_Work task_
Replicate the data exactly, every line included.
BEGIN Data provided
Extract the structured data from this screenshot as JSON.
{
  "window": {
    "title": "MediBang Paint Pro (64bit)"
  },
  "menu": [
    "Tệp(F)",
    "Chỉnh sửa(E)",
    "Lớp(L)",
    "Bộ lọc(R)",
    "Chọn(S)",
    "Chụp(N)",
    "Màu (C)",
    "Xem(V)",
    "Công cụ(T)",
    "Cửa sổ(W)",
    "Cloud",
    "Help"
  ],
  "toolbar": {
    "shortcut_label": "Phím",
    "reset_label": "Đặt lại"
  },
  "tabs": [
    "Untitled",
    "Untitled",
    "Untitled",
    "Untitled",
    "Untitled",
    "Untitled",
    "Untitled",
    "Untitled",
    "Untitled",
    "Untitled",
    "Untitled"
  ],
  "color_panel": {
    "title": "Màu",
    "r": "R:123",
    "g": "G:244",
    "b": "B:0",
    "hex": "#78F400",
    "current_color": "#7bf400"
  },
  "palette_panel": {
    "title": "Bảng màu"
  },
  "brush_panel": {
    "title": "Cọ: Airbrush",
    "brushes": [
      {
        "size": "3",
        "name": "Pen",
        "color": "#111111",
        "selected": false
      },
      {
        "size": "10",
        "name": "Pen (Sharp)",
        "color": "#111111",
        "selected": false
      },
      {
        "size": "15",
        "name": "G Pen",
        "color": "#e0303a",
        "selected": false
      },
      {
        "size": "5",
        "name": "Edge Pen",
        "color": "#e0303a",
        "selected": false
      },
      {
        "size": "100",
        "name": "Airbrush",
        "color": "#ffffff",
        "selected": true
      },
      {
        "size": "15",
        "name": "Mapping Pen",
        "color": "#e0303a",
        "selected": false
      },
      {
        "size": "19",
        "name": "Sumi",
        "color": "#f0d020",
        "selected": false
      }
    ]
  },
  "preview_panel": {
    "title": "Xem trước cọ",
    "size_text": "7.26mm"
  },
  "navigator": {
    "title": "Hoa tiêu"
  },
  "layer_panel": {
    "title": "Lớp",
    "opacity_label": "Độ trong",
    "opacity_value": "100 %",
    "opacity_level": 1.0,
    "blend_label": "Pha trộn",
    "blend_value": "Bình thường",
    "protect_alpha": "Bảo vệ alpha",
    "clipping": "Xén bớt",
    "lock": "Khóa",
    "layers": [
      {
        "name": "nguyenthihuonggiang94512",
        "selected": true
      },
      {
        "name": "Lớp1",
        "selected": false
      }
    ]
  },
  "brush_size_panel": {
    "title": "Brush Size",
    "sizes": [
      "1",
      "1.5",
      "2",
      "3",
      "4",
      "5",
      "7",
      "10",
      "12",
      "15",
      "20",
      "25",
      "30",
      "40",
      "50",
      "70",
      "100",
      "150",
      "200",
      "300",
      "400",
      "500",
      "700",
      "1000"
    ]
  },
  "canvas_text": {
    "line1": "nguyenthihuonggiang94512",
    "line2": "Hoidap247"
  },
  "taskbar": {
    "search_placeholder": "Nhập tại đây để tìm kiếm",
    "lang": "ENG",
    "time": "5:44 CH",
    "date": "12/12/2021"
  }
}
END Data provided
_Output_
Extract the structured data from this screenshot as JSON.
{
  "window": {
    "title": "MediBang Paint Pro (64bit)"
  },
  "menu": [
    "Tệp(F)",
    "Chỉnh sửa(E)",
    "Lớp(L)",
    "Bộ lọc(R)",
    "Chọn(S)",
    "Chụp(N)",
    "Màu (C)",
    "Xem(V)",
    "Công cụ(T)",
    "Cửa sổ(W)",
    "Cloud",
    "Help"
  ],
  "toolbar": {
    "shortcut_label": "Phím",
    "reset_label": "Đặt lại"
  },
  "tabs": [
    "Untitled",
    "Untitled",
    "Untitled",
    "Untitled",
    "Untitled",
    "Untitled",
    "Untitled",
    "Untitled",
    "Untitled",
    "Untitled",
    "Untitled"
  ],
  "color_panel": {
    "title": "Màu",
    "r": "R:123",
    "g": "G:244",
    "b": "B:0",
    "hex": "#78F400",
    "current_color": "#7bf400"
  },
  "palette_panel": {
    "title": "Bảng màu"
  },
  "brush_panel": {
    "title": "Cọ: Airbrush",
    "brushes": [
      {
        "size": "3",
        "name": "Pen",
        "color": "#111111",
        "selected": false
      },
      {
        "size": "10",
        "name": "Pen (Sharp)",
        "color": "#111111",
        "selected": false
      },
      {
        "size": "15",
        "name": "G Pen",
        "color": "#e0303a",
        "selected": false
      },
      {
        "size": "5",
        "name": "Edge Pen",
        "color": "#e0303a",
        "selected": false
      },
      {
        "size": "100",
        "name": "Airbrush",
        "color": "#ffffff",
        "selected": true
      },
      {
        "size": "15",
        "name": "Mapping Pen",
        "color": "#e0303a",
        "selected": false
      },
      {
        "size": "19",
        "name": "Sumi",
        "color": "#f0d020",
        "selected": false
      }
    ]
  },
  "preview_panel": {
    "title": "Xem trước cọ",
    "size_text": "7.26mm"
  },
  "navigator": {
    "title": "Hoa tiêu"
  },
  "layer_panel": {
    "title": "Lớp",
    "opacity_label": "Độ trong",
    "opacity_value": "100 %",
    "opacity_level": 1.0,
    "blend_label": "Pha trộn",
    "blend_value": "Bình thường",
    "protect_alpha": "Bảo vệ alpha",
    "clipping": "Xén bớt",
    "lock": "Khóa",
    "layers": [
      {
        "name": "nguyenthihuonggiang94512",
        "selected": true
      },
      {
        "name": "Lớp1",
        "selected": false
      }
    ]
  },
  "brush_size_panel": {
    "title": "Brush Size",
    "sizes": [
      "1",
      "1.5",
      "2",
      "3",
      "4",
      "5",
      "7",
      "10",
      "12",
      "15",
      "20",
      "25",
      "30",
      "40",
      "50",
      "70",
      "100",
      "150",
      "200",
      "300",
      "400",
      "500",
      "700",
      "1000"
    ]
  },
  "canvas_text": {
    "line1": "nguyenthihuonggiang94512",
    "line2": "Hoidap247"
  },
  "taskbar": {
    "search_placeholder": "Nhập tại đây để tìm kiếm",
    "lang": "ENG",
    "time": "5:44 CH",
    "date": "12/12/2021"
  }
}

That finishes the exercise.